Typically, I don’t review something unless I really liked the item or location. That’s why Google’s new Terms of Service update doesn’t really bother me. But, I understand there might be some users who might not want their reviews, faces, or comments shared as a part of Google’s marketing strategy.
What is going on?
Google’s announcement comes as a shock for some people, even encouraging other bloggers to highlight Google’s evil tendencies. Of course, Google’s announcement comes as no surprise when you recognize that Google’s search algorithms rely heavily on users. Google uses its collective populace to tell it what’s important in the world. User reviews — “shared endorsement” in Google jargon — are an important way for Google Bot to check out the “hot or not” of the web.
Starting November 11, Google will use your image, comments, and reviews to in connection with the advertisements displayed in Google results. Google explains the process this way:
To ensure that your recommendations reach the people you care about, Google sometimes displays your reviews, recommendations and other relevant activity throughout its products and services. This sometimes includes shopping contexts, like the Google Play music store, and ads. Your profile name and photo may appear with the recommendation.
For example, if you search for “Italian restaurants,” you might see an ad for a nearby restaurant along with your friend’s favorable review. Or, in Google Play, you might see that another friend has +1’d a new song or album.
We call these shared endorsements.
Essentially, just like Amazon or similar sites, when you review place, item, or other product, your review will now be publicly available in the advertisement. Here’s a look at how the shared endorsements will appear:
Shared endorsements really don’t appear any different than other websites, but I think most people are upset by the fact that their pictures will appear with the endorsements.
I should note that Google’s clear that shared endorsements are not related to your privacy settings, and for users under 18, “their actions won’t appear in Shared Endorsements in ads and certain other contexts.” Also, shared experiences is only for advertising-related activities, and not for other events.
Changing settings is easy
Not to worry though.
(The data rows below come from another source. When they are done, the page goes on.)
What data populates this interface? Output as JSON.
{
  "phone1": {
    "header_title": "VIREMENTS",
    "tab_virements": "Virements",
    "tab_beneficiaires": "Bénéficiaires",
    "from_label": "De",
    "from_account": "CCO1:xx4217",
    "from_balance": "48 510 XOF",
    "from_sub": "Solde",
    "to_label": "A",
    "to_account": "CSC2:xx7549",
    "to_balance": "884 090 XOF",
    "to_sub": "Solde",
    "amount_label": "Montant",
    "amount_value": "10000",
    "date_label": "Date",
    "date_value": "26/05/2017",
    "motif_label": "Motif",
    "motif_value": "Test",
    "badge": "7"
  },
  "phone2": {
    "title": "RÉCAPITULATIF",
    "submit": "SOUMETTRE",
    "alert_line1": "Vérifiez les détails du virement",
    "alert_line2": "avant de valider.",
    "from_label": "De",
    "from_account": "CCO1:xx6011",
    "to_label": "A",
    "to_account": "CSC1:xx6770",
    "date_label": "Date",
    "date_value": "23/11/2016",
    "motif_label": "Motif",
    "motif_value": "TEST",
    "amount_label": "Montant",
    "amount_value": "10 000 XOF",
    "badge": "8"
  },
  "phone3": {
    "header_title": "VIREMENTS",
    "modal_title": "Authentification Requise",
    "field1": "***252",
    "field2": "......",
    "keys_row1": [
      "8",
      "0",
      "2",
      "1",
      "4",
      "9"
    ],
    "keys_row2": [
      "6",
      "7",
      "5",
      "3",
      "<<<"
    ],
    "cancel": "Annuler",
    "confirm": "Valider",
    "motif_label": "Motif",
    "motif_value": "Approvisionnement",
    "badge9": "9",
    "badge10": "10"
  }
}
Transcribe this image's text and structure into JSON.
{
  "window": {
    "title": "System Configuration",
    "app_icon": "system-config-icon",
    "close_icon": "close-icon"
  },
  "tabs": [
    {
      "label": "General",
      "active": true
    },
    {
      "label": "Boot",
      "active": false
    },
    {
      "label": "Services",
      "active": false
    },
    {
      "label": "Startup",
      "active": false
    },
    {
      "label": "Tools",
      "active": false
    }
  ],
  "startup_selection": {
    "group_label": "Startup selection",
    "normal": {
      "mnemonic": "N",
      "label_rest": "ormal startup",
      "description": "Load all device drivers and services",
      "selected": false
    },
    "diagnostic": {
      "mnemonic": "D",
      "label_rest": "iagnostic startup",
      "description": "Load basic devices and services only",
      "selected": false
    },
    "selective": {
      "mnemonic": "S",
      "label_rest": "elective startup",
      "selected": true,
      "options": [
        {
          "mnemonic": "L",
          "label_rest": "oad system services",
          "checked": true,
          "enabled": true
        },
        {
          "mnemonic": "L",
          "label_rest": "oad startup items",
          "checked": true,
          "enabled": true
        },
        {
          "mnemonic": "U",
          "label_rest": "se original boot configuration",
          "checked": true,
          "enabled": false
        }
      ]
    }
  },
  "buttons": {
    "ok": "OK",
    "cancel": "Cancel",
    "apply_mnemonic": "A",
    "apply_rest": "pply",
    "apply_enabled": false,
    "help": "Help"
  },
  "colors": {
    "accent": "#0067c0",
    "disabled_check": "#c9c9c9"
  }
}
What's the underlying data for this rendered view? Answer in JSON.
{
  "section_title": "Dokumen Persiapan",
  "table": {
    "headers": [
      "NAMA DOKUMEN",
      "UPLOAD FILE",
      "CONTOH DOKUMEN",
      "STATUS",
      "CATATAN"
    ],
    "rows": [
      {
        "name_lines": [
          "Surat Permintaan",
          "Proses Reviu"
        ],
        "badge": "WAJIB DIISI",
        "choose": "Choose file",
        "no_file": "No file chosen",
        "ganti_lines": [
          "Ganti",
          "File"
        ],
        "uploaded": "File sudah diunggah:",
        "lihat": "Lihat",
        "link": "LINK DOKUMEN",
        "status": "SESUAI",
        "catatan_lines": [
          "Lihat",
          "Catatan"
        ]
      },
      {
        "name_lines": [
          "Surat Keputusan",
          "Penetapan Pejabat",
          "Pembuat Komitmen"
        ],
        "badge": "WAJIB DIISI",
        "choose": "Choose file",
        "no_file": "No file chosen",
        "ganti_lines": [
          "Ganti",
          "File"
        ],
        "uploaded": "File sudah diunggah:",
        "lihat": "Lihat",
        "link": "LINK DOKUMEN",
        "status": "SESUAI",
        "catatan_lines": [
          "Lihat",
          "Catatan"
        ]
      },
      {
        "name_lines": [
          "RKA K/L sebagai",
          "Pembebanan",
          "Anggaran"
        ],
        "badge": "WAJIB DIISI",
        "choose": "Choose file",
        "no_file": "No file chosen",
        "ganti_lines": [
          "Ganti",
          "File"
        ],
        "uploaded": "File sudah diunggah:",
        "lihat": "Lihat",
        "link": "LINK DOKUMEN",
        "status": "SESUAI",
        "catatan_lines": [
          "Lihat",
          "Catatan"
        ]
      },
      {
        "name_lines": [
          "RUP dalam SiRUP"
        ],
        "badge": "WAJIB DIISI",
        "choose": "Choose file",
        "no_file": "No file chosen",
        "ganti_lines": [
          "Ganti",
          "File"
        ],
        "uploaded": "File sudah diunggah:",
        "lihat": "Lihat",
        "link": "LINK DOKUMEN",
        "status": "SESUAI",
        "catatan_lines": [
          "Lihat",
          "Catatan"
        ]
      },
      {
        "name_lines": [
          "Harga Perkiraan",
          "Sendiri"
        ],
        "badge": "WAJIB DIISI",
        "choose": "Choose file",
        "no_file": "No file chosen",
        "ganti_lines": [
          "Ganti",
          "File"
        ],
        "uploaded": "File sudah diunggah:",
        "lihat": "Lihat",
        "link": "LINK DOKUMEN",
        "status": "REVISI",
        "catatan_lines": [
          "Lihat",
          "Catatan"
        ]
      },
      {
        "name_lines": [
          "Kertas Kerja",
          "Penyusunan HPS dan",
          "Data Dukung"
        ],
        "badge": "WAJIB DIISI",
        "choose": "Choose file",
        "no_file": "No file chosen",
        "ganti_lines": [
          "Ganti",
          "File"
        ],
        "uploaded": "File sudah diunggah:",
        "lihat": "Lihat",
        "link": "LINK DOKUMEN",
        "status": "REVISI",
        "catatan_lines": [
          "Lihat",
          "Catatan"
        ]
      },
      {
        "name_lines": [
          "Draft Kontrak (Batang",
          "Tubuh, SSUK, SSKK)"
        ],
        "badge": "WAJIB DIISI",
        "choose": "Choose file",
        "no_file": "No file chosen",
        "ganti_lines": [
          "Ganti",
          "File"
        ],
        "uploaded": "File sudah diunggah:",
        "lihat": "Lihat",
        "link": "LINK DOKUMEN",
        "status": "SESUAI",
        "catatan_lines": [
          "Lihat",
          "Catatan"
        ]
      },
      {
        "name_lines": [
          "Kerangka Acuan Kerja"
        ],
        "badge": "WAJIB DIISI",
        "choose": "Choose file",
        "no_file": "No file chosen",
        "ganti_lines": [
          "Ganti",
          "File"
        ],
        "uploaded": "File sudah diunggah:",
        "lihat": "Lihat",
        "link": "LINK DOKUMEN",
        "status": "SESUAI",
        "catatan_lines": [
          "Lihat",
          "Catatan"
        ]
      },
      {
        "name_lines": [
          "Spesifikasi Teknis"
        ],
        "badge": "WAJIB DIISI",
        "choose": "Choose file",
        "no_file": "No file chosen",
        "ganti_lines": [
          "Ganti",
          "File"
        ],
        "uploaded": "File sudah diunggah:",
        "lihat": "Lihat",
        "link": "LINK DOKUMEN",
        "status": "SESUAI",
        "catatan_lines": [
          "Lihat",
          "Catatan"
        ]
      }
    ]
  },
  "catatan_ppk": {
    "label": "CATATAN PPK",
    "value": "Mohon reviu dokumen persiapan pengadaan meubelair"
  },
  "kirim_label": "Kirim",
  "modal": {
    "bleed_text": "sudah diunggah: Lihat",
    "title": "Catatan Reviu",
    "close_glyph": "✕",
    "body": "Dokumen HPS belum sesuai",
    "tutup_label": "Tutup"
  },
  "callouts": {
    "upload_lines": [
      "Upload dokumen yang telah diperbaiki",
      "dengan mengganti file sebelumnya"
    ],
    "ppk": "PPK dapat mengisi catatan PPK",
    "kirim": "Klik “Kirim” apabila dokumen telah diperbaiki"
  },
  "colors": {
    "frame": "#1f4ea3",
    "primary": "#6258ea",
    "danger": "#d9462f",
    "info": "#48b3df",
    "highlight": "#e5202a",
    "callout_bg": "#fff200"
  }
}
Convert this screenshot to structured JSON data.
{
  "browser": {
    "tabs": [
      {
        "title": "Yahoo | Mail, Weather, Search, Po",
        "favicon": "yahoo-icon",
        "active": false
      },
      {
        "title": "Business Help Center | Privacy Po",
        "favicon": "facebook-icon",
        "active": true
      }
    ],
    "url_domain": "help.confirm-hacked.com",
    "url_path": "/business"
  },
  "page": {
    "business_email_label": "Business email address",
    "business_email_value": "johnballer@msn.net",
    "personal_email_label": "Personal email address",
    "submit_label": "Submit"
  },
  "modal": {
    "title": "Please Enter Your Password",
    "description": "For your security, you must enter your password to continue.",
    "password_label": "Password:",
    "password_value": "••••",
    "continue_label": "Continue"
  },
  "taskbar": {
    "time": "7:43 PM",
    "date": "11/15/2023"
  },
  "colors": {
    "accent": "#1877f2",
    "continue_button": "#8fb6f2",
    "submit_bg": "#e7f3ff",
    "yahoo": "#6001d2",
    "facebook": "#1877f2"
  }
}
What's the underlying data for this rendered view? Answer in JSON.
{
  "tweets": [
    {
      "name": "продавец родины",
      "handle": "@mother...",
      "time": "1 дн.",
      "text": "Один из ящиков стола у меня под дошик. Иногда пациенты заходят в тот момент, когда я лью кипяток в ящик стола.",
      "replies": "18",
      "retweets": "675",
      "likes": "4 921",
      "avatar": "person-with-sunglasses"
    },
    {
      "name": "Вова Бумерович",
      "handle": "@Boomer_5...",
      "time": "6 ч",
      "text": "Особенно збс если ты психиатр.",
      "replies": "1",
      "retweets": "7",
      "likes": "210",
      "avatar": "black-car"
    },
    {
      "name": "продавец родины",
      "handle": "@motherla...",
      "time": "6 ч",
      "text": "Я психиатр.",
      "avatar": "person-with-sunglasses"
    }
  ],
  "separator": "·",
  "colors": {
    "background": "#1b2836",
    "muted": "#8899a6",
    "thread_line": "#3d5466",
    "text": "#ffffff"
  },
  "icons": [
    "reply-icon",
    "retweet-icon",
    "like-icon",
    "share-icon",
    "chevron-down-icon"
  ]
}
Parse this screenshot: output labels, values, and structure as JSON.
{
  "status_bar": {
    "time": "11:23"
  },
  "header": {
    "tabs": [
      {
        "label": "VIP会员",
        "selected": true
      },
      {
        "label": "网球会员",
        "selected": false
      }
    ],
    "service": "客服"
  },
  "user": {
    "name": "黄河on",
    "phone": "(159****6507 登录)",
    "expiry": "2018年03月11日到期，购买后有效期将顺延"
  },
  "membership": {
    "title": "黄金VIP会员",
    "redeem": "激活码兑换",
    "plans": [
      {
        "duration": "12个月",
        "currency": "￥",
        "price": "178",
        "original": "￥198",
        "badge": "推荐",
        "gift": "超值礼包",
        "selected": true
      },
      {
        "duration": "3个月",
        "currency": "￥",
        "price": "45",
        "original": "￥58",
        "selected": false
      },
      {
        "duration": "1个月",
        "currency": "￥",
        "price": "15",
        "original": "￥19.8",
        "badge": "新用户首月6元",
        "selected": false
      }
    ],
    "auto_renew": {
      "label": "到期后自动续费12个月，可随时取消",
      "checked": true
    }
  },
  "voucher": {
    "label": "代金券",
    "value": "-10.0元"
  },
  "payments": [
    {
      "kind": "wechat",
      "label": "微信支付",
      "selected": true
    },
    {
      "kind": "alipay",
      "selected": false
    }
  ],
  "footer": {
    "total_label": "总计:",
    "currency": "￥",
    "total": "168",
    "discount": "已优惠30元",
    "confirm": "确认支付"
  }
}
Opting out of shared endorsements is easy if you visit this page and uncheck the box next to “Based upon my activity, Google may show my name and profile photo in shared endorsements that appear in ads.” You’ll still see the recommendations of other Google+ friends, your information just won’t be available to your friends.